● **MATERIAL FOR THE TASK**:
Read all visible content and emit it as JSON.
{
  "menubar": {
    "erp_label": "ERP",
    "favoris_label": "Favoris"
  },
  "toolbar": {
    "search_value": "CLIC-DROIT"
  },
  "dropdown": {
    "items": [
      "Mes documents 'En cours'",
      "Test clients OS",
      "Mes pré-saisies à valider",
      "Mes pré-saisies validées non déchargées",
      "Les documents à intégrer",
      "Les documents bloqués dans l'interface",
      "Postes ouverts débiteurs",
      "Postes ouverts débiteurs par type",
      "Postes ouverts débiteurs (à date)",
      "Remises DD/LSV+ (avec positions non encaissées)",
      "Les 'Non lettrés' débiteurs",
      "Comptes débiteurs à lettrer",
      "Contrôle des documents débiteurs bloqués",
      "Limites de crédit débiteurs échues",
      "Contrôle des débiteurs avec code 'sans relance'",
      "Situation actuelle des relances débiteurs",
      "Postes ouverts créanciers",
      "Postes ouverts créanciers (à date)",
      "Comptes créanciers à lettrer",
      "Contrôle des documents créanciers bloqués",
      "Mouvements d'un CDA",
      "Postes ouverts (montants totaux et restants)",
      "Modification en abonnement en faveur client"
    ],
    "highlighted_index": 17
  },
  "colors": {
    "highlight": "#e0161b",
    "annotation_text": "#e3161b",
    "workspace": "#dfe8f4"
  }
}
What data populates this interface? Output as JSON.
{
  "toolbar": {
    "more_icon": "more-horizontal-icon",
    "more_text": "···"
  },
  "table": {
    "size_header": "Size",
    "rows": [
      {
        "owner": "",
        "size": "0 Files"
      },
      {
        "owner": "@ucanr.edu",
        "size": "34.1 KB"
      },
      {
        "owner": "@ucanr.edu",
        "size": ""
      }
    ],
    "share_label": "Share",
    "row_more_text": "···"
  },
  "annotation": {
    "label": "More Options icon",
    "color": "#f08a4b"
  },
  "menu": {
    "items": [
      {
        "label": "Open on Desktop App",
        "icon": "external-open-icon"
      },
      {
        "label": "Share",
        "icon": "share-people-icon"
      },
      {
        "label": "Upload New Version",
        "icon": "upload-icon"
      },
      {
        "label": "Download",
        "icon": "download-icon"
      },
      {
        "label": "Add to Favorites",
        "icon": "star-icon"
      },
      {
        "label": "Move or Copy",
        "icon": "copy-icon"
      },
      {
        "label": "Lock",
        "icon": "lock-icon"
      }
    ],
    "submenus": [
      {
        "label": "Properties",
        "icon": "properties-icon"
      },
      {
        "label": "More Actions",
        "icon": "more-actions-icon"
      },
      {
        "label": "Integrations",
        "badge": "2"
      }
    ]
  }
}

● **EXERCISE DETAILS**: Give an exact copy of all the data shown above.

● **TASK RESPONSE**:
Read all visible content and emit it as JSON.
{
  "menubar": {
    "erp_label": "ERP",
    "favoris_label": "Favoris"
  },
  "toolbar": {
    "search_value": "CLIC-DROIT"
  },
  "dropdown": {
    "items": [
      "Mes documents 'En cours'",
      "Test clients OS",
      "Mes pré-saisies à valider",
      "Mes pré-saisies validées non déchargées",
      "Les documents à intégrer",
      "Les documents bloqués dans l'interface",
      "Postes ouverts débiteurs",
      "Postes ouverts débiteurs par type",
      "Postes ouverts débiteurs (à date)",
      "Remises DD/LSV+ (avec positions non encaissées)",
      "Les 'Non lettrés' débiteurs",
      "Comptes débiteurs à lettrer",
      "Contrôle des documents débiteurs bloqués",
      "Limites de crédit débiteurs échues",
      "Contrôle des débiteurs avec code 'sans relance'",
      "Situation actuelle des relances débiteurs",
      "Postes ouverts créanciers",
      "Postes ouverts créanciers (à date)",
      "Comptes créanciers à lettrer",
      "Contrôle des documents créanciers bloqués",
      "Mouvements d'un CDA",
      "Postes ouverts (montants totaux et restants)",
      "Modification en abonnement en faveur client"
    ],
    "highlighted_index": 17
  },
  "colors": {
    "highlight": "#e0161b",
    "annotation_text": "#e3161b",
    "workspace": "#dfe8f4"
  }
}
What data populates this interface? Output as JSON.
{
  "toolbar": {
    "more_icon": "more-horizontal-icon",
    "more_text": "···"
  },
  "table": {
    "size_header": "Size",
    "rows": [
      {
        "owner": "",
        "size": "0 Files"
      },
      {
        "owner": "@ucanr.edu",
        "size": "34.1 KB"
      },
      {
        "owner": "@ucanr.edu",
        "size": ""
      }
    ],
    "share_label": "Share",
    "row_more_text": "···"
  },
  "annotation": {
    "label": "More Options icon",
    "color": "#f08a4b"
  },
  "menu": {
    "items": [
      {
        "label": "Open on Desktop App",
        "icon": "external-open-icon"
      },
      {
        "label": "Share",
        "icon": "share-people-icon"
      },
      {
        "label": "Upload New Version",
        "icon": "upload-icon"
      },
      {
        "label": "Download",
        "icon": "download-icon"
      },
      {
        "label": "Add to Favorites",
        "icon": "star-icon"
      },
      {
        "label": "Move or Copy",
        "icon": "copy-icon"
      },
      {
        "label": "Lock",
        "icon": "lock-icon"
      }
    ],
    "submenus": [
      {
        "label": "Properties",
        "icon": "properties-icon"
      },
      {
        "label": "More Actions",
        "icon": "more-actions-icon"
      },
      {
        "label": "Integrations",
        "badge": "2"
      }
    ]
  }
}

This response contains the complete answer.